→ **AIM OF THE EXERCISE**:
Look through the records below and copy each line that includes the word "color".

---------- EXERCISE DATA ----------

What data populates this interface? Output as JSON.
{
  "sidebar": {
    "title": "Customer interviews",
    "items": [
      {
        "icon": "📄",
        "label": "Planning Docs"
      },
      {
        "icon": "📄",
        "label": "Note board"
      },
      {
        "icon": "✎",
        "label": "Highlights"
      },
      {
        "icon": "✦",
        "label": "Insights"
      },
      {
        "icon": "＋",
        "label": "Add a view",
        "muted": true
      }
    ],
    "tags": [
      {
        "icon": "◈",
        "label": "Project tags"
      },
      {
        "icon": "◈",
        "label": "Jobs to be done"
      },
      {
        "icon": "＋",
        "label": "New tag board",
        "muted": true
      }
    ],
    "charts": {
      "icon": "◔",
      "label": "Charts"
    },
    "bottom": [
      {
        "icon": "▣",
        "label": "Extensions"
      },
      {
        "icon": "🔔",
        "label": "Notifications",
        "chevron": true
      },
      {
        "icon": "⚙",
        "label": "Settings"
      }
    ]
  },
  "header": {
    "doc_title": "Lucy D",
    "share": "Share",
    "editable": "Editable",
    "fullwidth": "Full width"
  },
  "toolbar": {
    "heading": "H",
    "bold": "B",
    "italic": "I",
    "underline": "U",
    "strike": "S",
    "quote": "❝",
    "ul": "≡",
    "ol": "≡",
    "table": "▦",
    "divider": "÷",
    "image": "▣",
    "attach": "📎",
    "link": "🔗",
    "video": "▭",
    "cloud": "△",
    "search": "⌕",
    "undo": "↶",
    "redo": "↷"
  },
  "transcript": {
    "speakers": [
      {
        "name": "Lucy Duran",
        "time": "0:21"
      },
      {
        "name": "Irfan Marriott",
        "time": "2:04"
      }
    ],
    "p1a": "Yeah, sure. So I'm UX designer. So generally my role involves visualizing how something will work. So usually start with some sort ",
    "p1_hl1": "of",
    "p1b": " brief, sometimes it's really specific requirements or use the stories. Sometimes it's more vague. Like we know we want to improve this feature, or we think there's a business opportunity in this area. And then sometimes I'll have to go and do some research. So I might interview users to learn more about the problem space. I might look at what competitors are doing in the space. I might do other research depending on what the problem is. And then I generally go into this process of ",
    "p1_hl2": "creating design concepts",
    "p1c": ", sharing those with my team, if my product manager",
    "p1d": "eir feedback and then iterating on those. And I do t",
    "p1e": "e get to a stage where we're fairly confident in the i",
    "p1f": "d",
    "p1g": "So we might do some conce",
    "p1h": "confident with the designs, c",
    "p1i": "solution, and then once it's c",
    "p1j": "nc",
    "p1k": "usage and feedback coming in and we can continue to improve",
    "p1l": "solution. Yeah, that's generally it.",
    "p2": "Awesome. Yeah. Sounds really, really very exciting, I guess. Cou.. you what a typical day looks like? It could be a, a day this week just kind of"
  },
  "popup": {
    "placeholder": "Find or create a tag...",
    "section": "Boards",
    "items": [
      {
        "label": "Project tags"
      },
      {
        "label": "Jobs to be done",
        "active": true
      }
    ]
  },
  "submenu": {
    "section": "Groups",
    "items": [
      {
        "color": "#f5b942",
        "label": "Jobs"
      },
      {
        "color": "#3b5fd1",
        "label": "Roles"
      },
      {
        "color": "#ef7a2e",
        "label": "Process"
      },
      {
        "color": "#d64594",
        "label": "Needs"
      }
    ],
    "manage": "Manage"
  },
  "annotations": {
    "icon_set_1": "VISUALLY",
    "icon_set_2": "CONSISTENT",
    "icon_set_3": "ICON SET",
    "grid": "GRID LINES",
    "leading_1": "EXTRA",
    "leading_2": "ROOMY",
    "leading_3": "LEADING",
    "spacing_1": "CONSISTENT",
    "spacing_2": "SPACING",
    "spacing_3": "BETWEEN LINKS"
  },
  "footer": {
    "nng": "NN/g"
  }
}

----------

→ **SOLUTION FOR THIS PROBLEM**:
        "color": "#f5b942",
        "color": "#3b5fd1",
        "color": "#ef7a2e",
        "color": "#d64594",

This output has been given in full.